And let’s not forget the Electric Vehicle (EV) revolution. Electric cars require six times the amount of minerals compared to regular cars. Global demand for critical raw materials is set to skyrocket over the next several decades, especially for minerals used in EV batteries. Specifically, demand for lithium is expected to be 12 times greater by 2030 and 21 times higher by 2050. Being richly endowed with critical raw materials, such as tungsten, lithium and rare earth elements, Kazakhstan has an additional important role to play in this aspect of the global green transition.
While the decline of fossil fuels is inevitable, it is equally true that renewables are not a panacea, as many speakers pointed out at the Forum. CEO of TotalEnergies Patrick Pouyanné indicated that in order to meet the rapidly growing energy demand, one needs to work on two parallel tracks: to continue investing in oil and gas, which will continue to be with us for a few decades to come; and to finance green projects. To illustrate: on the sidelines of the Forum, TotalEnergies signed a 25-year Power Purchase Agreement (PPA) for a 1 GW onshore wind farm combined with a 600 megawatt-hour (MWh) battery energy storage system, which is expected to provide electricity to one million people.
To have a realistic option of achieving net zero, nuclear energy must also be considered. Just like in the EU, where despite the reluctance of various Member States, nuclear has been designated in the EU taxonomy as an environmentally sustainable and transitional energy sources to replace dirtier fossil fuels such as oil and coal. Kazakhstan is considering to construct its first commercial nuclear power plant, building on its role as the world’s largest producer of uranium. At present, Kazakhstan is selecting a potential nuclear supplier from four foreign companies: the China National Nuclear Corporation, Russian State Corporation Rosatom, France’s EDF, and Korea Hydro & Nuclear Power Company. A decision is expected later this year.

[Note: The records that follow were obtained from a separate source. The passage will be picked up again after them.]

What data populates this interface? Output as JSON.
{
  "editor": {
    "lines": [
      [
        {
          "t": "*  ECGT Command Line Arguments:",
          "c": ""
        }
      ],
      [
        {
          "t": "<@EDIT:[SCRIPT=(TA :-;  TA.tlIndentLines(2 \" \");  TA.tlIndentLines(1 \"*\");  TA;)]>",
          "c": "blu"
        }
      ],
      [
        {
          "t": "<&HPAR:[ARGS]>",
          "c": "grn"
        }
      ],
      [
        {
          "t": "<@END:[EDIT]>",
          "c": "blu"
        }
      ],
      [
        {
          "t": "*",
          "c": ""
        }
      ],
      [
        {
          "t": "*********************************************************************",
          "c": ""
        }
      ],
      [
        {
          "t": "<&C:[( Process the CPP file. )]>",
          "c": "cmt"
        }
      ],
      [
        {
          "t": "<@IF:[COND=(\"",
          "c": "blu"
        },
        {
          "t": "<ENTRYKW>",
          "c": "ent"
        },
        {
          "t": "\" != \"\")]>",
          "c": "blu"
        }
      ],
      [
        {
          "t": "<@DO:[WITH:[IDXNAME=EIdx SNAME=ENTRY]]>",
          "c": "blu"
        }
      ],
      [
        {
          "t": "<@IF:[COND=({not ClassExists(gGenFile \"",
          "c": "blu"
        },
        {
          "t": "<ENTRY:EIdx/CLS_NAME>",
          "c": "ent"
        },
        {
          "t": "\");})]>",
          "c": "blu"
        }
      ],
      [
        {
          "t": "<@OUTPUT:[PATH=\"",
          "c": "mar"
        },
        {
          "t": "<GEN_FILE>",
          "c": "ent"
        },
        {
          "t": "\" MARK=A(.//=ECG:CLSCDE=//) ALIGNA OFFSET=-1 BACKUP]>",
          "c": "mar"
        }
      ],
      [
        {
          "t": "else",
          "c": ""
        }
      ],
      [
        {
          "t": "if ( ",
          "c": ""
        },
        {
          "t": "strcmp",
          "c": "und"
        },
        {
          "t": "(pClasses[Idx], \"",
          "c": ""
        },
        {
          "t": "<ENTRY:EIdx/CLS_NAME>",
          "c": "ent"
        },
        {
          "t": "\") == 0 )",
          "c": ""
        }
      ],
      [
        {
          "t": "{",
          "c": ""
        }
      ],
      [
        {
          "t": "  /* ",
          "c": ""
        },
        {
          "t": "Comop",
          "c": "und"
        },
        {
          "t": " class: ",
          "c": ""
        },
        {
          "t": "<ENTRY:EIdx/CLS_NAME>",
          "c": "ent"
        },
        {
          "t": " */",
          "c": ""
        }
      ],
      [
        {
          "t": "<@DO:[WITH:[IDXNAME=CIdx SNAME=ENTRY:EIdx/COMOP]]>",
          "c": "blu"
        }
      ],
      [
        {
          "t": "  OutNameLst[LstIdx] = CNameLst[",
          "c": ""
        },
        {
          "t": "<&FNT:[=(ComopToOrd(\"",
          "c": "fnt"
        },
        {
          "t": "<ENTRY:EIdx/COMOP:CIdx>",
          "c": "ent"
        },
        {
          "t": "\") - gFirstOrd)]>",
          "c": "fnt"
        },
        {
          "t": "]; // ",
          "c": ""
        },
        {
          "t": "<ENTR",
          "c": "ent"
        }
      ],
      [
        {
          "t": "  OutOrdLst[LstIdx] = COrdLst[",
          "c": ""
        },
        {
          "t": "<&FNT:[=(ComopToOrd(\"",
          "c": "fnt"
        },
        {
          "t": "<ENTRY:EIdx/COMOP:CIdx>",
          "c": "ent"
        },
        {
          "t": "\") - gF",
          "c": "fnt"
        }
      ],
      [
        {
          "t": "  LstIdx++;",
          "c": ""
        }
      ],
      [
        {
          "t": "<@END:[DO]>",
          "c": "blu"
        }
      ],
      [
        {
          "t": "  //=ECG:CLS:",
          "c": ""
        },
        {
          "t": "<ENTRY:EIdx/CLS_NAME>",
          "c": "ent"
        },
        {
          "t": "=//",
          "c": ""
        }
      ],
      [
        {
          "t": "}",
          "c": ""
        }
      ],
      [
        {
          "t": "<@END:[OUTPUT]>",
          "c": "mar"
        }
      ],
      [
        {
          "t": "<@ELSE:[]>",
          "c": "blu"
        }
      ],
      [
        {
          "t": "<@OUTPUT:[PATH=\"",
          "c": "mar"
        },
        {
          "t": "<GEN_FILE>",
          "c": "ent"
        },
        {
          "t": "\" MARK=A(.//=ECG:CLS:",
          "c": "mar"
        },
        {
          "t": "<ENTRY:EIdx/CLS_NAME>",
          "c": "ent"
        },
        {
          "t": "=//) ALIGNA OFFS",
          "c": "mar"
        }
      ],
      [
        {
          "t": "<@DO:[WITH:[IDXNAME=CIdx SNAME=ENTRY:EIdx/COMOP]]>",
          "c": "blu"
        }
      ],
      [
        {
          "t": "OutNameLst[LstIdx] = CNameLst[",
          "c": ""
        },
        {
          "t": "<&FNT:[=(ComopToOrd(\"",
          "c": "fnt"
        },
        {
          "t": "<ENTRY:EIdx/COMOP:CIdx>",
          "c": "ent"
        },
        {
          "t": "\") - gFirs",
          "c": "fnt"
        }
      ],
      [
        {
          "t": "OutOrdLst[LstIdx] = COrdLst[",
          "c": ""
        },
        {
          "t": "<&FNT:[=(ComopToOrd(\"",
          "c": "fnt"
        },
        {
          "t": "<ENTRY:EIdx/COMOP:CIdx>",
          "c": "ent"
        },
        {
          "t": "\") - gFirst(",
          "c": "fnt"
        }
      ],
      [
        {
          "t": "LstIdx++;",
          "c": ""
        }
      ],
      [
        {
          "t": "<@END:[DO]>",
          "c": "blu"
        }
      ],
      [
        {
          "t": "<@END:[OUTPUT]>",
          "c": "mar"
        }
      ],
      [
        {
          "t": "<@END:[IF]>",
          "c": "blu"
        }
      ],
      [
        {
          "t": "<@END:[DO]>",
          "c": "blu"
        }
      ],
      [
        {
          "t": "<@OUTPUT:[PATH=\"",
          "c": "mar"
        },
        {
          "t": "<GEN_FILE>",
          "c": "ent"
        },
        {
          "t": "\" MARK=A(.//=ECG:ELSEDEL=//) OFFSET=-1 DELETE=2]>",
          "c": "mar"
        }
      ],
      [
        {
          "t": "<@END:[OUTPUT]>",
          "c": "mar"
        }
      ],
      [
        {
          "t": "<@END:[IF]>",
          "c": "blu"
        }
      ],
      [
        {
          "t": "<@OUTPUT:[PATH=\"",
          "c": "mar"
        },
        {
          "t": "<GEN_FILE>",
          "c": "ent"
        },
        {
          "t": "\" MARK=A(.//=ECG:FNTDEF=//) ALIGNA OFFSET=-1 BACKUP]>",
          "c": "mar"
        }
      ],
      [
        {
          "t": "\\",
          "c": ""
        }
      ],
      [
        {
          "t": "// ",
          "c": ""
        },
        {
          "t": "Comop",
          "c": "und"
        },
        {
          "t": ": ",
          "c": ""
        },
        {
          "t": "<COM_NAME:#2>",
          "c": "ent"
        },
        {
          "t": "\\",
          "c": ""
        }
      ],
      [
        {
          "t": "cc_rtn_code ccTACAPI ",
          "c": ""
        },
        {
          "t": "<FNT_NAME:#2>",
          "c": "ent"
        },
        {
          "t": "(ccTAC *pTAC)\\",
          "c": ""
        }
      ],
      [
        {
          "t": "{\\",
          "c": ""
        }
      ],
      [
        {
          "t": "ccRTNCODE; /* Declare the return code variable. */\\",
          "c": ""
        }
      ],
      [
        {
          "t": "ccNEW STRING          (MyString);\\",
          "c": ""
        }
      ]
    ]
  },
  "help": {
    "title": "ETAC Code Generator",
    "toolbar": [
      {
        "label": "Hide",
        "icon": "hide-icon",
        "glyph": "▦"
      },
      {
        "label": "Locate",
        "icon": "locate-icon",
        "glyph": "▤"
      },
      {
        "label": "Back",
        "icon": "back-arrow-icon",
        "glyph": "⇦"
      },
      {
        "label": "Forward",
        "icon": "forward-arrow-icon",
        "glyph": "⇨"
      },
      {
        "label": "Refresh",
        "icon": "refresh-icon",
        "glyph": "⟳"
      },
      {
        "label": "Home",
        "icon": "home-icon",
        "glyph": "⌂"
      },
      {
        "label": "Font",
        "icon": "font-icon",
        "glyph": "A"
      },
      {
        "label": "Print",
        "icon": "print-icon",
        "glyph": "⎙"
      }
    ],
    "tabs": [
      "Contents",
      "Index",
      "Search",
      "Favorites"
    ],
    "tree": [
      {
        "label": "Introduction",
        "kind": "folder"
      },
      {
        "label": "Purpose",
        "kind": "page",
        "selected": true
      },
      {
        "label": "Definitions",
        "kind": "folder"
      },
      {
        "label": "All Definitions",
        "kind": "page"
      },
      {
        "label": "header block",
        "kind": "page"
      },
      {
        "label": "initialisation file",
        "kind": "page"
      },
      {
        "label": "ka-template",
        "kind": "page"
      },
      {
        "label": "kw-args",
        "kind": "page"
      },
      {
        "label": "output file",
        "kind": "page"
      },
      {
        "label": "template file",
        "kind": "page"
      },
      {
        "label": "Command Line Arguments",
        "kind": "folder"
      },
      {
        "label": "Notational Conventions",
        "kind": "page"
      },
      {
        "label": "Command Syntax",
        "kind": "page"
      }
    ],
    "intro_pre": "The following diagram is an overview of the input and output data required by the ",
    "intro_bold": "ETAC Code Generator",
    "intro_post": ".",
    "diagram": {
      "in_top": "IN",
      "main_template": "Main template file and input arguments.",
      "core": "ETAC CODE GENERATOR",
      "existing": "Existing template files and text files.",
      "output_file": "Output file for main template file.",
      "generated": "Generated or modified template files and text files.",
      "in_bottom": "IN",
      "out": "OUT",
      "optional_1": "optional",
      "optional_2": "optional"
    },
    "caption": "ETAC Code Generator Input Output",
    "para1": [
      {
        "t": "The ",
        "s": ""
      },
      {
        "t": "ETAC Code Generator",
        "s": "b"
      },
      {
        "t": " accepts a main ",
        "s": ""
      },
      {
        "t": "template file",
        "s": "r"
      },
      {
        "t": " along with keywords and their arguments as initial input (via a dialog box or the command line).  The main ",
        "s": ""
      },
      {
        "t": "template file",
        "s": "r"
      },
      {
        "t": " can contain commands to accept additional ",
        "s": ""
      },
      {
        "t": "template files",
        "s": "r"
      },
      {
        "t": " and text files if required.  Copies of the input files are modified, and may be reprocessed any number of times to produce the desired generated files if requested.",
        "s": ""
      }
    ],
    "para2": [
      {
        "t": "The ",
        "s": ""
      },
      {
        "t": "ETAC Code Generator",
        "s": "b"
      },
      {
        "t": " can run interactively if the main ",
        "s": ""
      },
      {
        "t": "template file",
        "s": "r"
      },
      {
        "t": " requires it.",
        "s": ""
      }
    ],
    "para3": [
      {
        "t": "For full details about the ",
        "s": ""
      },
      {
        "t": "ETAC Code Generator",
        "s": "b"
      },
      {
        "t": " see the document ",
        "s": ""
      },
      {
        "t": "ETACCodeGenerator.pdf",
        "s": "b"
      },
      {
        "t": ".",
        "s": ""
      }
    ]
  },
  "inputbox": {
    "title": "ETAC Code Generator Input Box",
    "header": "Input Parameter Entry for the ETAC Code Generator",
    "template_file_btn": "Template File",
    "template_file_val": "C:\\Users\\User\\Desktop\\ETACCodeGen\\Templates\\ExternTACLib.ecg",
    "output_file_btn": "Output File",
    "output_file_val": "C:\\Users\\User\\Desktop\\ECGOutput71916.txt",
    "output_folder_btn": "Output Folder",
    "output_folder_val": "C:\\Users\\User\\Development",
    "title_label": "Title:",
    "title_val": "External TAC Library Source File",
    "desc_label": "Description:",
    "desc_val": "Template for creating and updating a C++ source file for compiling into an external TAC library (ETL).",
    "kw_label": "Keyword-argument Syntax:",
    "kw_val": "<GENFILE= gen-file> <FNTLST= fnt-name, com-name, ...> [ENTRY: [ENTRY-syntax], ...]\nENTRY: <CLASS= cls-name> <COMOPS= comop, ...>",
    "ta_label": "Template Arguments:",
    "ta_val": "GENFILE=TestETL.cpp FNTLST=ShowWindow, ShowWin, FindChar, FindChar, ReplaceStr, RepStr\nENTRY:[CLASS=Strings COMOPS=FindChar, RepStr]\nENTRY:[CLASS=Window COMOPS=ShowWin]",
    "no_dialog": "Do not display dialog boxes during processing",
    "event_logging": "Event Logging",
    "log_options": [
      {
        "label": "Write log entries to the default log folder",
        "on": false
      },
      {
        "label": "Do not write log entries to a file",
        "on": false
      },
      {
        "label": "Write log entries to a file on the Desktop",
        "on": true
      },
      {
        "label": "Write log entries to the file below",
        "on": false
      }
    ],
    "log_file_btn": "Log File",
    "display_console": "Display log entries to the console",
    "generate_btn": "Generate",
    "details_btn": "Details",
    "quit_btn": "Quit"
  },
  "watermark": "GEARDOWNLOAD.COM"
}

Looking ahead, Kazakhstan should focus on furthering an enabling policy and business environment that supports the renewable uptake. The expansion in wind and solar needs to be accompanied by policies that support the ageing grid infrastructure. There is a need to invest in smarter grids that can handle the intermittency of supply of renewables, when the sun is not shining and the wind is not blowing. Kazakhstan should consider joining the Global Methane Pledge (methane makes up 15 percent of Kazakhstan’s total emissions). And there have been calls for Kazakhstan to consider increasing the scope of its Emissions Trading Scheme to cover more sectors.
From the various discussion at the Astana International Forum, it is clear that Kazakhstan has a golden opportunity to lead the green transition in Central Asia. The challenges are high, but not insurmountable. Therefore, I would like to conclude with the upbeat words of Kazakhstan’s Minister of Natural Resources Zulfiya Suleimenova, who spoke to us on the sidelines of the UN Water Conference, held in New York earlier this year: “When we are speaking about carbon neutrality contributing to the global green transition, we would like to see ourselves as part of the solution for the future, positively contribution to global climate action”.